THE TASK: Wherever a line in the records contains the word "icon", return that line.
Content starts
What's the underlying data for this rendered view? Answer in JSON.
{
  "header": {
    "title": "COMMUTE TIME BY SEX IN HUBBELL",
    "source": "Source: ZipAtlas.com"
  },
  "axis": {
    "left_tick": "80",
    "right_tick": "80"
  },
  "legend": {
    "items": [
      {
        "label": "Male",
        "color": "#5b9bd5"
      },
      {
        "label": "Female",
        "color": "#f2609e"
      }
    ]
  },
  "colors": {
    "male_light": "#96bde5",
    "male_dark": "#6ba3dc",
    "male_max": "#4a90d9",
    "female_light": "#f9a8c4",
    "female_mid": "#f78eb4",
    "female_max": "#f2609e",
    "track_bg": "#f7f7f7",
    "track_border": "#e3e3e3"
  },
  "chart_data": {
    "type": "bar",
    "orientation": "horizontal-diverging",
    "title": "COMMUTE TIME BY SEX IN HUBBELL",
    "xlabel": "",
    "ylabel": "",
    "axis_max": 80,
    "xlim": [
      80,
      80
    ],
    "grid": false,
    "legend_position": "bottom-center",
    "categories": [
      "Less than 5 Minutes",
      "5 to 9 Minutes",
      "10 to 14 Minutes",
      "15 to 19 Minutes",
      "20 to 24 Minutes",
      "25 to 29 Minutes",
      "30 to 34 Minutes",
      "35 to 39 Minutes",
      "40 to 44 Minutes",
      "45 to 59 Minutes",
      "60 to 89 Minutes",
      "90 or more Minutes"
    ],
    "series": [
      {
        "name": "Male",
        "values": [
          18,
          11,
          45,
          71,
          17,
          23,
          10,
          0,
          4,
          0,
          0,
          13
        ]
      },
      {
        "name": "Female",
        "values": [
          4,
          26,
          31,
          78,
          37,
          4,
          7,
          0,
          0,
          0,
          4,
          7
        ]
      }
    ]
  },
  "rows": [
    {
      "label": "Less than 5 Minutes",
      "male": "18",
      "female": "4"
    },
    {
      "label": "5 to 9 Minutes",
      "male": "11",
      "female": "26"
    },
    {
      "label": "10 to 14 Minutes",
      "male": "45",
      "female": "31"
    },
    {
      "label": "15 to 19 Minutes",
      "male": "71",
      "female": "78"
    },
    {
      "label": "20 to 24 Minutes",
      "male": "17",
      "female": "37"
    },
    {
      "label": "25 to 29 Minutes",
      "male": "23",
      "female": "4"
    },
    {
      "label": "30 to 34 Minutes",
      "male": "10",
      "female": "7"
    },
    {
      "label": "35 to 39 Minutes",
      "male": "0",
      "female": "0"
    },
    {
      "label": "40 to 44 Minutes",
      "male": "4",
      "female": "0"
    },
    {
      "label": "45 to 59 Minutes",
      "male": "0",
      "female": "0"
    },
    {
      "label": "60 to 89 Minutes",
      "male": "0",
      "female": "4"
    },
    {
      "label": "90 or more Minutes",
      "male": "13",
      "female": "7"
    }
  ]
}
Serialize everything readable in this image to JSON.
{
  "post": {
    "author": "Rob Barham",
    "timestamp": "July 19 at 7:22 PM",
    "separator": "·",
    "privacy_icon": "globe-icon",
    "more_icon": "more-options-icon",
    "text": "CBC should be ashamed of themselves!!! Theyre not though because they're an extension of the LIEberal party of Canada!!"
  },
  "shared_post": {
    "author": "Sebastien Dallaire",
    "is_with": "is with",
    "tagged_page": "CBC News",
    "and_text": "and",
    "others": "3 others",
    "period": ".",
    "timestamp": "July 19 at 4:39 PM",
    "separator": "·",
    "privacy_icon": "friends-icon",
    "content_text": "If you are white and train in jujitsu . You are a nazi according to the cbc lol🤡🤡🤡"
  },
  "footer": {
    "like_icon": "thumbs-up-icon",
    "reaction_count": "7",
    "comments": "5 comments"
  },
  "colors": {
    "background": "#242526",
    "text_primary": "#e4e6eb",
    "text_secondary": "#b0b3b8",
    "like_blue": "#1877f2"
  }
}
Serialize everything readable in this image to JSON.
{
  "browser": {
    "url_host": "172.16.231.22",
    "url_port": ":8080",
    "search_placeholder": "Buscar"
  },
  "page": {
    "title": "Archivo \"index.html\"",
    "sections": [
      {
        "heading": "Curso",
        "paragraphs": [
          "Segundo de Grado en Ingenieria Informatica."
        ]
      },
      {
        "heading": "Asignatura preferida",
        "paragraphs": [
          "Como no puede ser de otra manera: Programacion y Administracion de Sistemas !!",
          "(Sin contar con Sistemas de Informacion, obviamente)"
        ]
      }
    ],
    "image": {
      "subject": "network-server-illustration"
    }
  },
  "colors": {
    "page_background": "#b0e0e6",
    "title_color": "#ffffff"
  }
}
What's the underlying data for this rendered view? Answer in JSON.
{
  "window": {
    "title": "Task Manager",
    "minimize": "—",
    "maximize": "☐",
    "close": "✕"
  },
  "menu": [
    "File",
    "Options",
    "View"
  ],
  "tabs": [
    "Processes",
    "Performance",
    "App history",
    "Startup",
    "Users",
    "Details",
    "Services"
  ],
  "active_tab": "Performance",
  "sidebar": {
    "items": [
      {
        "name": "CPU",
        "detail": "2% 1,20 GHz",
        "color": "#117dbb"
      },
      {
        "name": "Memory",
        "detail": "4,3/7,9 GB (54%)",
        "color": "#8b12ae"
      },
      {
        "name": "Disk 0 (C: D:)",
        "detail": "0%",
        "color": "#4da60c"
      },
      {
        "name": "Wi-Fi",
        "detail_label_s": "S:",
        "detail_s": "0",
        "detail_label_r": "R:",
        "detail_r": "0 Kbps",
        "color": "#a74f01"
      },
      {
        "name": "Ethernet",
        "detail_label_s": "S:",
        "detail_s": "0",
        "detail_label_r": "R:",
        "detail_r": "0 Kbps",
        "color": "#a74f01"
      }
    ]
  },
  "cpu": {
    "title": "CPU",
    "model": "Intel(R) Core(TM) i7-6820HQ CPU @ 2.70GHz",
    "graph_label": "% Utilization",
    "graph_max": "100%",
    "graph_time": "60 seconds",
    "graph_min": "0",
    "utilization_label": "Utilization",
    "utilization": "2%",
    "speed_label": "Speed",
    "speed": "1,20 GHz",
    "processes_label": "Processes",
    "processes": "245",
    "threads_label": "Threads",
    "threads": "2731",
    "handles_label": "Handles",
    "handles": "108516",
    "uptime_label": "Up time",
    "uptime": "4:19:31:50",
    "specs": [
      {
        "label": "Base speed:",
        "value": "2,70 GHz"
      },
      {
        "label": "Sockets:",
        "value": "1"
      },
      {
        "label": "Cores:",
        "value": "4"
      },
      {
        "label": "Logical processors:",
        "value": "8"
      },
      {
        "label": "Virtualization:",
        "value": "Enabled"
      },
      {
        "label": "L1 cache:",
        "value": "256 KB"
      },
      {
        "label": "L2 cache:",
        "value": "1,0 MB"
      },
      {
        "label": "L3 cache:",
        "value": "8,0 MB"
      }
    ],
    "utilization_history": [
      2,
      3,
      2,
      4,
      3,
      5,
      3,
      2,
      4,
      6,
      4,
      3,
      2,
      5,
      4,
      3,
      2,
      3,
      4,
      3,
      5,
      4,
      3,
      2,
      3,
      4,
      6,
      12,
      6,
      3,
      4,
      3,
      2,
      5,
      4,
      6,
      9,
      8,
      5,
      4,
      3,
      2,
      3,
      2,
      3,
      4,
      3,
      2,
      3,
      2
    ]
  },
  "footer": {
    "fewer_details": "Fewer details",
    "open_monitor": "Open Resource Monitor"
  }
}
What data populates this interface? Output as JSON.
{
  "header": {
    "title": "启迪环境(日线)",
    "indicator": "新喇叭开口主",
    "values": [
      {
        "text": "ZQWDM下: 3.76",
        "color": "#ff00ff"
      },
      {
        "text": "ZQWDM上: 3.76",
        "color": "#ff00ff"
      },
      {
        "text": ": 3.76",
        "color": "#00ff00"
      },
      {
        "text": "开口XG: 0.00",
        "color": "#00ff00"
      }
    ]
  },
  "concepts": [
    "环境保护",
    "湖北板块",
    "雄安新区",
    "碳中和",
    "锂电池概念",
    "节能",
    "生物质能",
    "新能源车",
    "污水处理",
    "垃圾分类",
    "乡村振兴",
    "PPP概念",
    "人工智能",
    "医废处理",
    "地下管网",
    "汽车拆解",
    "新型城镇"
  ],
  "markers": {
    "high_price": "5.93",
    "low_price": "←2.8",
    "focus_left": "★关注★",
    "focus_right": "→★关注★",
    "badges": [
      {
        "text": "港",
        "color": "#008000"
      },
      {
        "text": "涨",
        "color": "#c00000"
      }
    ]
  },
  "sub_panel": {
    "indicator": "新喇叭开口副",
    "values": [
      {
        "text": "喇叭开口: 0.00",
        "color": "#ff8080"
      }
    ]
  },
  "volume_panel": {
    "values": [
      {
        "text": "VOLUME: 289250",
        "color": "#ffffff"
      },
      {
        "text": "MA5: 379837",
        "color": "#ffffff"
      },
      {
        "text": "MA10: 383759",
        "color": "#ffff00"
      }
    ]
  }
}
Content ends
RESPONSE:
    "privacy_icon": "globe-icon",
    "more_icon": "more-options-icon",
    "privacy_icon": "friends-icon",
    "like_icon": "thumbs-up-icon",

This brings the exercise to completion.